The problem:
Repeat the entries that appear below, exactly as they are given.

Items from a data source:

——————————

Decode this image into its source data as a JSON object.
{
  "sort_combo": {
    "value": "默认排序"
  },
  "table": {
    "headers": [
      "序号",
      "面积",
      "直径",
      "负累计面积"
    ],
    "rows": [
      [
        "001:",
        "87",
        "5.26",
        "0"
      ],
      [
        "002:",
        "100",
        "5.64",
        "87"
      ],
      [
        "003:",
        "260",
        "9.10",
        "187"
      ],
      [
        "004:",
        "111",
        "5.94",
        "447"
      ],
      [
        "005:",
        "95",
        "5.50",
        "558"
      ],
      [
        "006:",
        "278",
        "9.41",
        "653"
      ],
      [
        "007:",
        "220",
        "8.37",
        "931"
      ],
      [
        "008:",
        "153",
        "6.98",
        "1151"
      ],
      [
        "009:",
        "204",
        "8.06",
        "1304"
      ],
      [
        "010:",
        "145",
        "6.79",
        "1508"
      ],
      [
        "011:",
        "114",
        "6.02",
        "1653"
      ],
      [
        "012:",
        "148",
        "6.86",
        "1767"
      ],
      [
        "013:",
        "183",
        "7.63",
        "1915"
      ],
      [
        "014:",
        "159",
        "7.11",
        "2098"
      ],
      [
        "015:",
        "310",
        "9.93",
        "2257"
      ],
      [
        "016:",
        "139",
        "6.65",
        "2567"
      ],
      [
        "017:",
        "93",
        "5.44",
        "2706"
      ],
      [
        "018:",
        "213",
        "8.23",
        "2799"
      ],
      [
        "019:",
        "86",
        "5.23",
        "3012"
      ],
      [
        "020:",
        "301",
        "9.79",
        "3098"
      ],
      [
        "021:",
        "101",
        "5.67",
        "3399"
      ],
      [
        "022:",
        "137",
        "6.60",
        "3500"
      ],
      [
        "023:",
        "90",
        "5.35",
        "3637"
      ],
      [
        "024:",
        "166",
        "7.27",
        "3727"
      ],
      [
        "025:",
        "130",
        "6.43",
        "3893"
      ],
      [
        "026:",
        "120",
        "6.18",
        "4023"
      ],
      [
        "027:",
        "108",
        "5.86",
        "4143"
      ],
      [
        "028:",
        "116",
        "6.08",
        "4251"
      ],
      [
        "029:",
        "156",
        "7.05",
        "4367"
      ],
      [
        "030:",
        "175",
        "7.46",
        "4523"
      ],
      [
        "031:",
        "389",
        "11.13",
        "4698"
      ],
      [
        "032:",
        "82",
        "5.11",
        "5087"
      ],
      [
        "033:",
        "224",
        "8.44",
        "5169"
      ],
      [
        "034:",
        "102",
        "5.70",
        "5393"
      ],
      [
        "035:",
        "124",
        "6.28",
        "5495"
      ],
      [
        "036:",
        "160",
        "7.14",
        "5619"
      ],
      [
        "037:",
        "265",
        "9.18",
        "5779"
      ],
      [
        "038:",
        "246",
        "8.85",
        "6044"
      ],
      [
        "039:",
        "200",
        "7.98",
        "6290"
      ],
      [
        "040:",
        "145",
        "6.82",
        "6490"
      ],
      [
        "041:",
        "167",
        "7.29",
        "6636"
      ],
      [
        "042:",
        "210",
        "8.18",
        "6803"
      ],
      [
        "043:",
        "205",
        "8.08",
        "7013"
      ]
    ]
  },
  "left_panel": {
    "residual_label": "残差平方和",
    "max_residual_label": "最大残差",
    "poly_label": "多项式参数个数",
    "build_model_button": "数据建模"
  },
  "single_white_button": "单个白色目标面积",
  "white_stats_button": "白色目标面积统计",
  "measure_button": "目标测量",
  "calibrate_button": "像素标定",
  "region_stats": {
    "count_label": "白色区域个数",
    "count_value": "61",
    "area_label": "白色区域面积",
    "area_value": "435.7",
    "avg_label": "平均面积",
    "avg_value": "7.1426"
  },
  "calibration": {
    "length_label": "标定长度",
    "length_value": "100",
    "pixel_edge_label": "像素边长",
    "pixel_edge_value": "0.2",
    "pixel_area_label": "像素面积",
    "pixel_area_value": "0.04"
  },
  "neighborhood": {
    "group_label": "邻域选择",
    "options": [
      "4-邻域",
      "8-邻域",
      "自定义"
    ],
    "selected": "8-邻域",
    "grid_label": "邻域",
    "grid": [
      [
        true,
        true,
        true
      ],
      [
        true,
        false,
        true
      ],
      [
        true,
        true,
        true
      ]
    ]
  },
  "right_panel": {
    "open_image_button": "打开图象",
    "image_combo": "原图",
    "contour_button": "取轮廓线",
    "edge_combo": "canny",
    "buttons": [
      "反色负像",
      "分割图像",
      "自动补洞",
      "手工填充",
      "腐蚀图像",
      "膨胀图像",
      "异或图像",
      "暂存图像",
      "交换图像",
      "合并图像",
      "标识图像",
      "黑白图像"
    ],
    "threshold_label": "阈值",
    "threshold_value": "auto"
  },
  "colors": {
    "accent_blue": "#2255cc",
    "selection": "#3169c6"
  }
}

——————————

Final answer:
Decode this image into its source data as a JSON object.
{
  "sort_combo": {
    "value": "默认排序"
  },
  "table": {
    "headers": [
      "序号",
      "面积",
      "直径",
      "负累计面积"
    ],
    "rows": [
      [
        "001:",
        "87",
        "5.26",
        "0"
      ],
      [
        "002:",
        "100",
        "5.64",
        "87"
      ],
      [
        "003:",
        "260",
        "9.10",
        "187"
      ],
      [
        "004:",
        "111",
        "5.94",
        "447"
      ],
      [
        "005:",
        "95",
        "5.50",
        "558"
      ],
      [
        "006:",
        "278",
        "9.41",
        "653"
      ],
      [
        "007:",
        "220",
        "8.37",
        "931"
      ],
      [
        "008:",
        "153",
        "6.98",
        "1151"
      ],
      [
        "009:",
        "204",
        "8.06",
        "1304"
      ],
      [
        "010:",
        "145",
        "6.79",
        "1508"
      ],
      [
        "011:",
        "114",
        "6.02",
        "1653"
      ],
      [
        "012:",
        "148",
        "6.86",
        "1767"
      ],
      [
        "013:",
        "183",
        "7.63",
        "1915"
      ],
      [
        "014:",
        "159",
        "7.11",
        "2098"
      ],
      [
        "015:",
        "310",
        "9.93",
        "2257"
      ],
      [
        "016:",
        "139",
        "6.65",
        "2567"
      ],
      [
        "017:",
        "93",
        "5.44",
        "2706"
      ],
      [
        "018:",
        "213",
        "8.23",
        "2799"
      ],
      [
        "019:",
        "86",
        "5.23",
        "3012"
      ],
      [
        "020:",
        "301",
        "9.79",
        "3098"
      ],
      [
        "021:",
        "101",
        "5.67",
        "3399"
      ],
      [
        "022:",
        "137",
        "6.60",
        "3500"
      ],
      [
        "023:",
        "90",
        "5.35",
        "3637"
      ],
      [
        "024:",
        "166",
        "7.27",
        "3727"
      ],
      [
        "025:",
        "130",
        "6.43",
        "3893"
      ],
      [
        "026:",
        "120",
        "6.18",
        "4023"
      ],
      [
        "027:",
        "108",
        "5.86",
        "4143"
      ],
      [
        "028:",
        "116",
        "6.08",
        "4251"
      ],
      [
        "029:",
        "156",
        "7.05",
        "4367"
      ],
      [
        "030:",
        "175",
        "7.46",
        "4523"
      ],
      [
        "031:",
        "389",
        "11.13",
        "4698"
      ],
      [
        "032:",
        "82",
        "5.11",
        "5087"
      ],
      [
        "033:",
        "224",
        "8.44",
        "5169"
      ],
      [
        "034:",
        "102",
        "5.70",
        "5393"
      ],
      [
        "035:",
        "124",
        "6.28",
        "5495"
      ],
      [
        "036:",
        "160",
        "7.14",
        "5619"
      ],
      [
        "037:",
        "265",
        "9.18",
        "5779"
      ],
      [
        "038:",
        "246",
        "8.85",
        "6044"
      ],
      [
        "039:",
        "200",
        "7.98",
        "6290"
      ],
      [
        "040:",
        "145",
        "6.82",
        "6490"
      ],
      [
        "041:",
        "167",
        "7.29",
        "6636"
      ],
      [
        "042:",
        "210",
        "8.18",
        "6803"
      ],
      [
        "043:",
        "205",
        "8.08",
        "7013"
      ]
    ]
  },
  "left_panel": {
    "residual_label": "残差平方和",
    "max_residual_label": "最大残差",
    "poly_label": "多项式参数个数",
    "build_model_button": "数据建模"
  },
  "single_white_button": "单个白色目标面积",
  "white_stats_button": "白色目标面积统计",
  "measure_button": "目标测量",
  "calibrate_button": "像素标定",
  "region_stats": {
    "count_label": "白色区域个数",
    "count_value": "61",
    "area_label": "白色区域面积",
    "area_value": "435.7",
    "avg_label": "平均面积",
    "avg_value": "7.1426"
  },
  "calibration": {
    "length_label": "标定长度",
    "length_value": "100",
    "pixel_edge_label": "像素边长",
    "pixel_edge_value": "0.2",
    "pixel_area_label": "像素面积",
    "pixel_area_value": "0.04"
  },
  "neighborhood": {
    "group_label": "邻域选择",
    "options": [
      "4-邻域",
      "8-邻域",
      "自定义"
    ],
    "selected": "8-邻域",
    "grid_label": "邻域",
    "grid": [
      [
        true,
        true,
        true
      ],
      [
        true,
        false,
        true
      ],
      [
        true,
        true,
        true
      ]
    ]
  },
  "right_panel": {
    "open_image_button": "打开图象",
    "image_combo": "原图",
    "contour_button": "取轮廓线",
    "edge_combo": "canny",
    "buttons": [
      "反色负像",
      "分割图像",
      "自动补洞",
      "手工填充",
      "腐蚀图像",
      "膨胀图像",
      "异或图像",
      "暂存图像",
      "交换图像",
      "合并图像",
      "标识图像",
      "黑白图像"
    ],
    "threshold_label": "阈值",
    "threshold_value": "auto"
  },
  "colors": {
    "accent_blue": "#2255cc",
    "selection": "#3169c6"
  }
}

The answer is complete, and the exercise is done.